Task instructions:
If a line in the listing below has the string "true", copy it out.
:: Data to use
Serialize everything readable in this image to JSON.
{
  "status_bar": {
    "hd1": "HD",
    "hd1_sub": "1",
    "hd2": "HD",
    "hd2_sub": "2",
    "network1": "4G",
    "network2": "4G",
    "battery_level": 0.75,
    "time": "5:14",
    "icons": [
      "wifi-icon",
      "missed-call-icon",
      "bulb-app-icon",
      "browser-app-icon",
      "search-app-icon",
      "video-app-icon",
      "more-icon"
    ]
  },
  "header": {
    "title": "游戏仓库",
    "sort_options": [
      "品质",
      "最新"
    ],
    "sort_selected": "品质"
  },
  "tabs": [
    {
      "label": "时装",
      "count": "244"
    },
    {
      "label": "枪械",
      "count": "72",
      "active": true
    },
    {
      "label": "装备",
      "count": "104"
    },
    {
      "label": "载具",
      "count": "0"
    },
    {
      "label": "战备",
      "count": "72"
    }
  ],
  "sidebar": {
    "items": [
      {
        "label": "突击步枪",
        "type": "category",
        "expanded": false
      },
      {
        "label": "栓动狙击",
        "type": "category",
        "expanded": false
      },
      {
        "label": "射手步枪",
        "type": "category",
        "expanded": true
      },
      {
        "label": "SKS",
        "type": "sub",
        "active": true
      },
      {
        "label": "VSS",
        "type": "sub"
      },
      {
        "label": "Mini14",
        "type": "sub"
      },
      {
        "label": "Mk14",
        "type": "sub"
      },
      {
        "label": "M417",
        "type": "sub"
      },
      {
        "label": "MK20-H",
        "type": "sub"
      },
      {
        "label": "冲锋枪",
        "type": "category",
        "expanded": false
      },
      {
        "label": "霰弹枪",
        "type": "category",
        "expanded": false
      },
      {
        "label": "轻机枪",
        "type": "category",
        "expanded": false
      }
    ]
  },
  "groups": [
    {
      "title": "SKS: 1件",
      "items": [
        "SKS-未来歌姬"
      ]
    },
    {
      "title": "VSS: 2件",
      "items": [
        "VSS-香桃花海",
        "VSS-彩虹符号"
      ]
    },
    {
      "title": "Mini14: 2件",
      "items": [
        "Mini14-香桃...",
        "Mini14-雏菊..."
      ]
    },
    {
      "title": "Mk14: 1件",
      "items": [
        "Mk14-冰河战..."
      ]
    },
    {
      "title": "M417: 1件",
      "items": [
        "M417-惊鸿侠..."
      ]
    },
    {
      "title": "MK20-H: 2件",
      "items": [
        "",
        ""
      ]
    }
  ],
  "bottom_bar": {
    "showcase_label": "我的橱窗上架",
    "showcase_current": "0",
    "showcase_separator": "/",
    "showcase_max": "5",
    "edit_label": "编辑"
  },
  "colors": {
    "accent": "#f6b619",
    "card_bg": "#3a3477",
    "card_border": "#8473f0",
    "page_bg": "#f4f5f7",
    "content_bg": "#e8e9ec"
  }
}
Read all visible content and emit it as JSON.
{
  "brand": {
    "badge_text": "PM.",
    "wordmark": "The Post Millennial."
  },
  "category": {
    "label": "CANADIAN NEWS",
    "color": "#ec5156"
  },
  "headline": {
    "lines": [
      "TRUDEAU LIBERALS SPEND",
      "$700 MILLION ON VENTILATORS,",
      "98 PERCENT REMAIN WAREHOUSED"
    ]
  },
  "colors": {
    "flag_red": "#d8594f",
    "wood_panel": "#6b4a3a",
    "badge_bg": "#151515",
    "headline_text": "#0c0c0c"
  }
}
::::
Solution to the exercise:
      "active": true
        "expanded": true
        "active": true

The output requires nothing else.